With detachable magazines, you may take the magazine out of the gun to extract more ammo.
Fixed magazines demand that the ammo be physically removed from the firearm. These include rotating, tubular, and floor-hinge magazines.
Different Types of Magazines and their function
The Box-type Magazine
A box magazine, the most common form seen in contemporary rifles and pistols, holds cartridges in a column either above the other or staggered zigzag style. Since a single staggered column is two side-by-side vertical columns offset by half of a round’s diameter, this zigzag stack is sometimes referred to as a double-column or double-stack (The double-stack is far more popular because of its capacity to store more rounds). A follower powered by spring compression drives cartridges to the top of the magazine as the gun fires, where they are fed one at a time or two at once. Box magazines might be fixed to the weapon or detachable.
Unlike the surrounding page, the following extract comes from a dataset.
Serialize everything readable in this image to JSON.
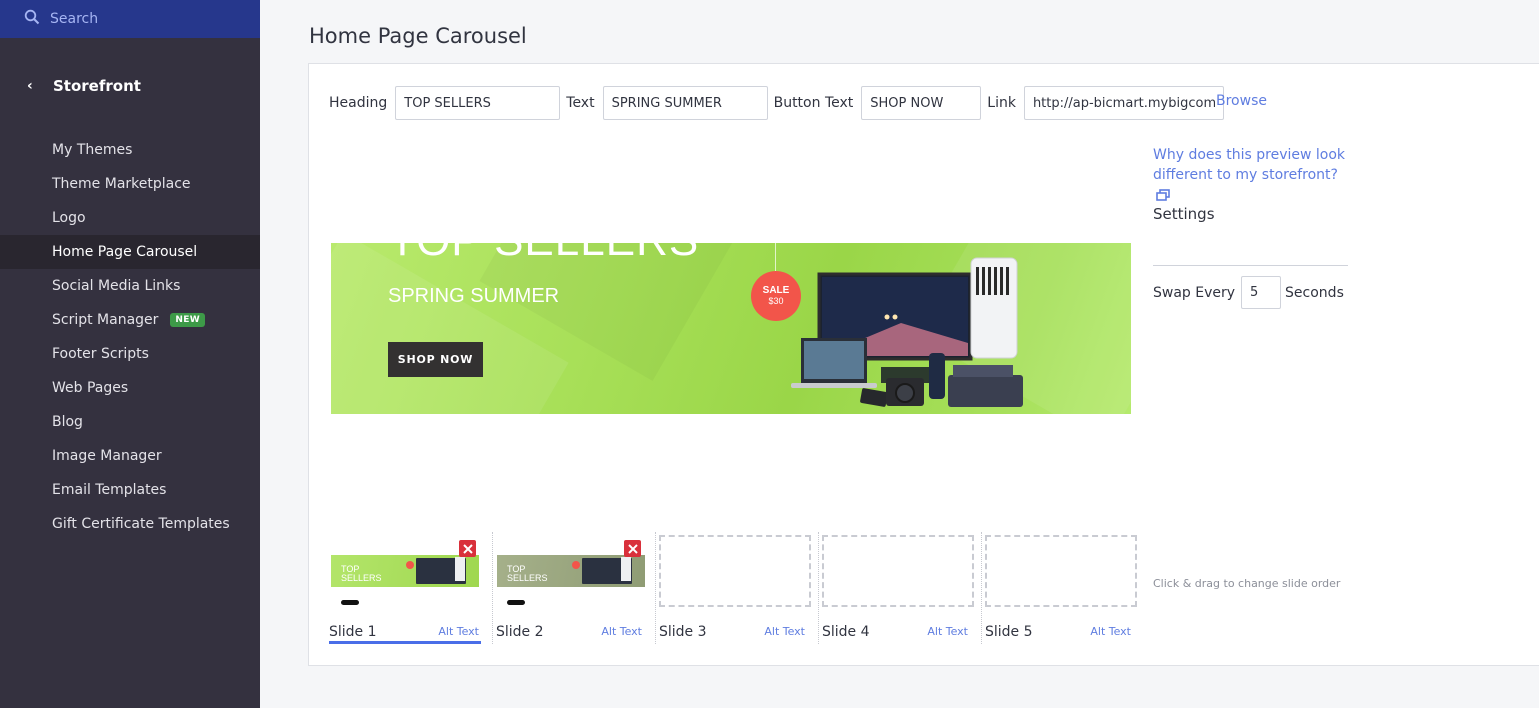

The Casket Type Magazine
A casket magazine or quad-column, another box magazine, can hold a lot of ammo. Although it is the same length as a regular box magazine, it is broader. The Suomi KP/-31, Hafdasa C-4, Spectre M4, QCW-05, and 5.4539mm AK rifle variants have casket magazines. Magpul has patented a STANAG-compatible casket magazine, and SureFire also introduced a similar magazine in December 2010. This magazine is now available as the MAG5-60 and MAG5-100 high capacity magazines (HCM) in 5.56mm for AR-15 compatible with M4/M16/AR-15 variants and other firearms that accept STANAG 4179 magazines, and it comes in 60 and 100 round capacities, respectively. For the AK-12, Izhmash has also created a coffin magazine.
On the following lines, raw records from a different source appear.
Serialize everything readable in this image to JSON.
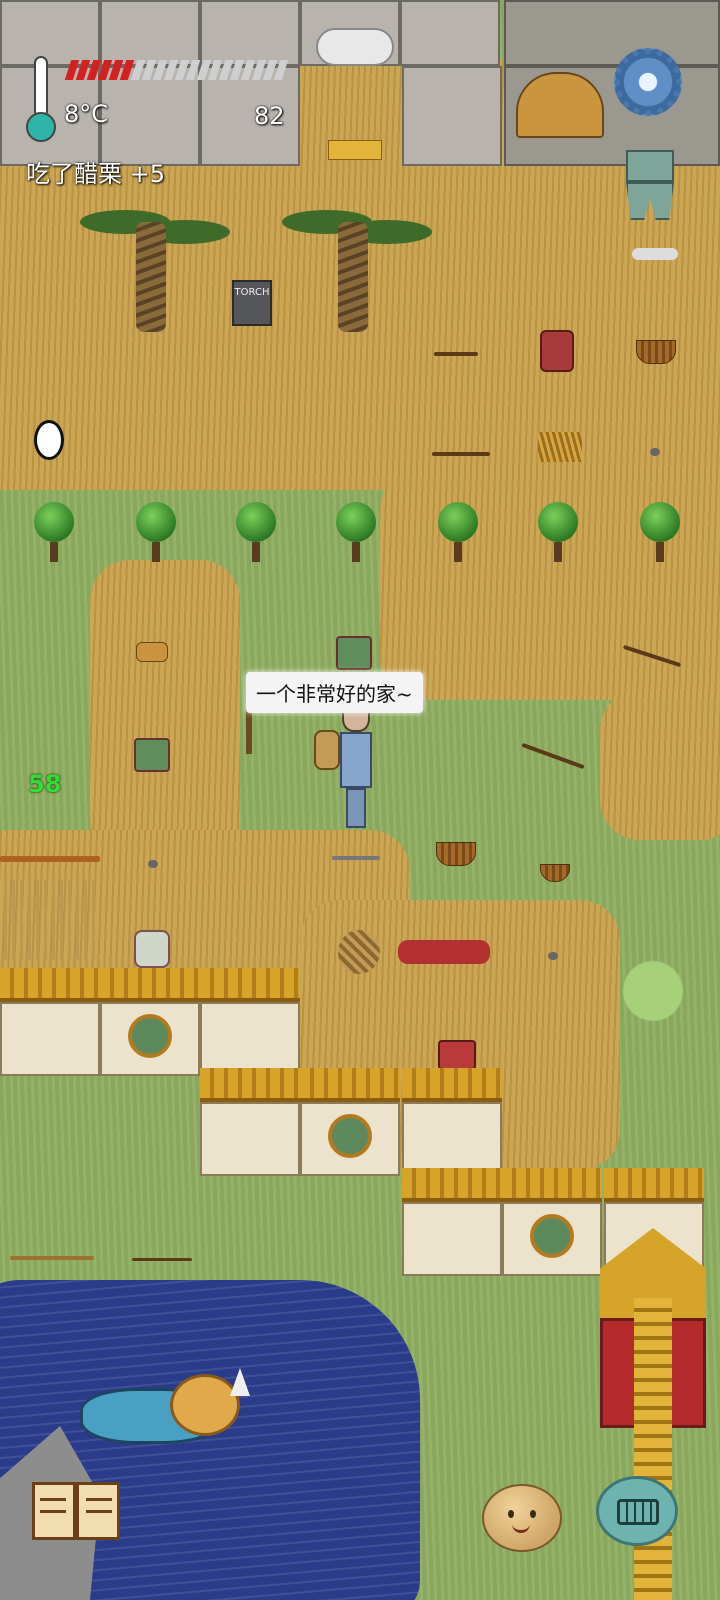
{
  "hud": {
    "temperature": "8°C",
    "yum_count": "82",
    "ate_message": "吃了醋栗 +5",
    "age": "58",
    "food_pips_filled": 6,
    "food_pips_total": 20
  },
  "speech": {
    "text": "一个非常好的家~"
  },
  "objects": {
    "torch_label": "TORCH"
  },
  "icons": {
    "settings": "gear-icon",
    "tech": "spade-coin-icon",
    "book": "book-icon",
    "emote": "face-icon",
    "keyboard": "keyboard-icon"
  },
  "colors": {
    "food_full": "#d32020",
    "food_empty": "#cfcfcf",
    "age_text": "#33dd33"
  }
}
The Drum Magazine
Light machine guns are often equipped with drum magazines. One variant stores lost rounds in an exit slot parallel to the axis of rotation, using a movable partition inside a cylindrical chamber. A wound spring or equivalent mechanism pushes the partition against the bullets once the magazine has been loaded. A follower pushes a single staggered column along a curving route in each model. The rounds then enter the vertical riser from a single or two drums. Rotary and drum magazines, which have cylindrical shapes, may hold more than box magazines without being too long. The additional weight of a drum magazine, when paired with the weight of the pistol, makes it challenging to handle and operate for extended periods. Comparatively speaking to more conventional, rectangular box magazines, drum magazines might be more challenging to fit into combat gear.
The Tubular Magazine
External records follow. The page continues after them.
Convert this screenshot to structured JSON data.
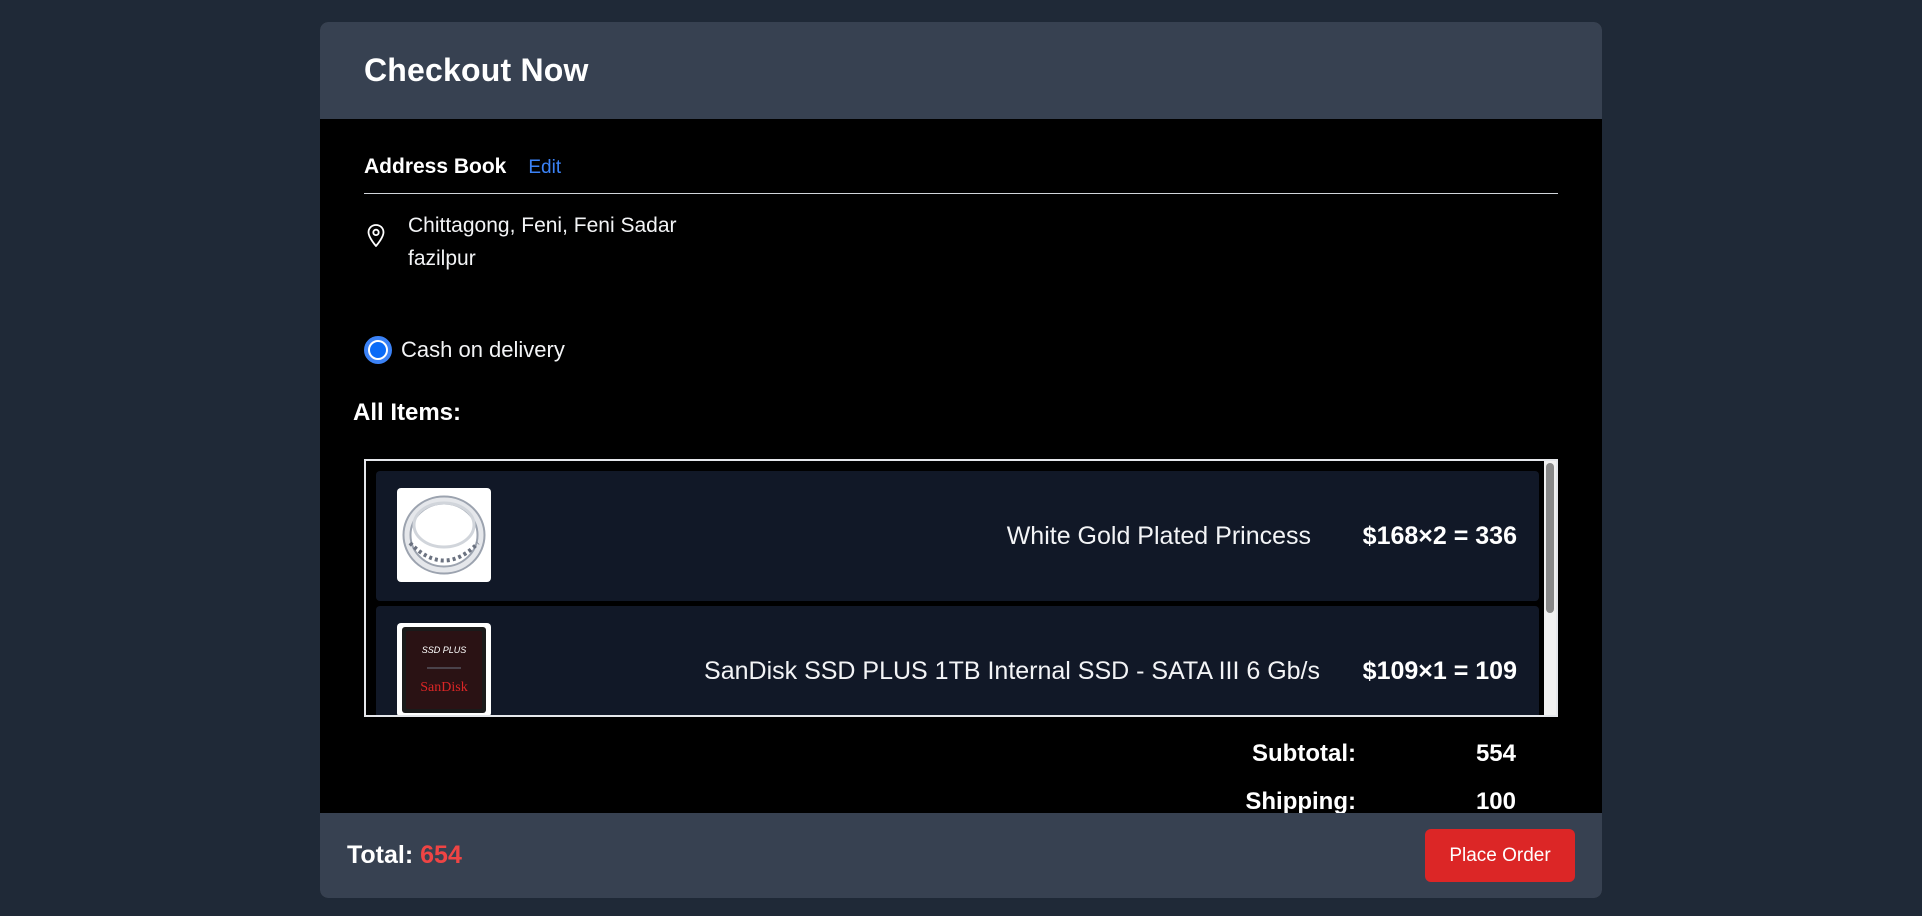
{
  "modal": {
    "title": "Checkout Now"
  },
  "address": {
    "title": "Address Book",
    "edit_label": "Edit",
    "line1": "Chittagong, Feni, Feni Sadar",
    "line2": "fazilpur",
    "icon": "map-pin-icon"
  },
  "payment": {
    "label": "Cash on delivery",
    "selected": true,
    "accent_color": "#0b6bf7"
  },
  "items": {
    "heading": "All Items:",
    "list": [
      {
        "name": "White Gold Plated Princess",
        "price_text": "$168×2 = 336",
        "image": "ring-image"
      },
      {
        "name": "SanDisk SSD PLUS 1TB Internal SSD - SATA III 6 Gb/s",
        "price_text": "$109×1 = 109",
        "image": "ssd-image",
        "image_brand": "SanDisk",
        "image_model": "SSD PLUS"
      }
    ]
  },
  "summary": {
    "subtotal_label": "Subtotal:",
    "subtotal_value": "554",
    "shipping_label": "Shipping:",
    "shipping_value": "100"
  },
  "footer": {
    "total_label": "Total:",
    "total_value": "654",
    "total_color": "#ef4444",
    "place_order_label": "Place Order",
    "button_color": "#dc2626"
  }
}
Many of the first repeating rifles, especially lever-action rifles, had magazines that held nose-to-end cartridges inside a spring-loaded tube that often ran parallel beneath the barrel or in the buttstock. Tubular magazines and centerfire cartridges with pointed (spitzer) bullets present a safety concern: a pointed bullet may (through the forces of recoil or rough handling) strike the next round’s primer and ignite that round or even cause a chain ignition of other rounds, within the magazine. Tubular magazines are also frequently used in pump-action shotguns and. 22-caliber bolt-action rimfire rifles like the Marlin Model XT. The same.44-40 Winchester cartridges were utilized in the Winchester ’73. To circumvent this issue and improve the aerodynamic properties of the bullet to match those offered in bolt-action designs, specific modern rifle cartridges featuring soft pointed plastic tips have been developed, expanding the effective range of lever actions.